### WORK ITEM
If a line in the records below contains the word "datetime", return that line.

>>>>>

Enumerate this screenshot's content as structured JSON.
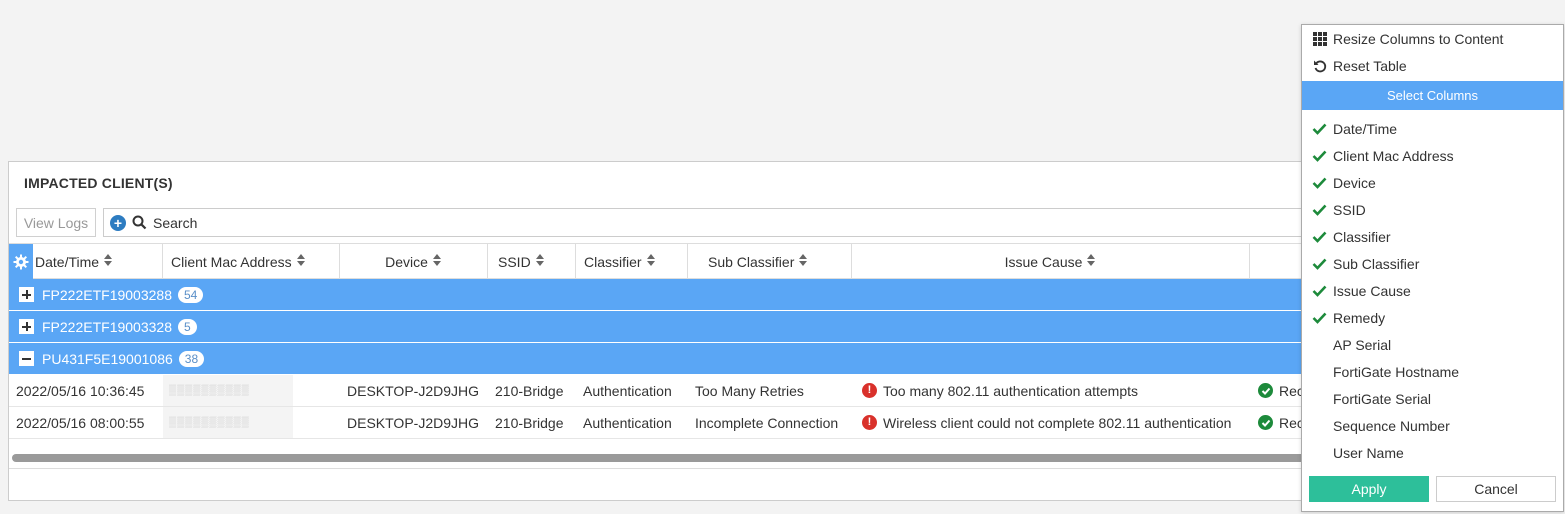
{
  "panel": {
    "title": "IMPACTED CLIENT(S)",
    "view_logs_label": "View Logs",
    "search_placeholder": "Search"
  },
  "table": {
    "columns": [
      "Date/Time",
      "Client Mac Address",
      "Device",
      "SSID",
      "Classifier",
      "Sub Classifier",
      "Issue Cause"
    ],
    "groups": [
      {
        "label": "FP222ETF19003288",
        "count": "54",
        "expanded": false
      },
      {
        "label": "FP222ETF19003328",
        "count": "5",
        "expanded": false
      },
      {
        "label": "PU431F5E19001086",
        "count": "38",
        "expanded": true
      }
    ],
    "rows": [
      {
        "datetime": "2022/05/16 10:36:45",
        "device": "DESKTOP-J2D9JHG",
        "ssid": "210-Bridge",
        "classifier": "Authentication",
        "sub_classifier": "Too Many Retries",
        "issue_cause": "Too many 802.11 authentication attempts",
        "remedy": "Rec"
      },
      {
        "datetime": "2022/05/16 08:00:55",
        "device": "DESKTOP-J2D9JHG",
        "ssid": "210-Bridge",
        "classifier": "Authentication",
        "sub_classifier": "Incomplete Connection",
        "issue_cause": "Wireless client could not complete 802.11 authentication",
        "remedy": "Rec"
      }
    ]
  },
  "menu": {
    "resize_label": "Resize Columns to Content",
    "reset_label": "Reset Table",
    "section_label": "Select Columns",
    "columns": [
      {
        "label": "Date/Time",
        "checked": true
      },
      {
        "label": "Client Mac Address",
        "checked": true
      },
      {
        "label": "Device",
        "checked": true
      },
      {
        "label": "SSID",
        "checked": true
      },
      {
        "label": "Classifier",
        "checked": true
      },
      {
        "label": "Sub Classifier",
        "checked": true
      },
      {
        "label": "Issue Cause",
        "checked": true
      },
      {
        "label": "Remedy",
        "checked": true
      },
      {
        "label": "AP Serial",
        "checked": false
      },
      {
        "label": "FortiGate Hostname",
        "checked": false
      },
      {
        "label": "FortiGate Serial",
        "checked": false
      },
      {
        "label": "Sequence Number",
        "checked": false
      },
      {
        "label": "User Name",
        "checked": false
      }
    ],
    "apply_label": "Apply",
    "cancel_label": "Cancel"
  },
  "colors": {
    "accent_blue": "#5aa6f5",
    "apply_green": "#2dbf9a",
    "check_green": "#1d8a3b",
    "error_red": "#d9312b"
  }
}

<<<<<

### TASK ANSWER
        "datetime": "2022/05/16 10:36:45",
        "datetime": "2022/05/16 08:00:55",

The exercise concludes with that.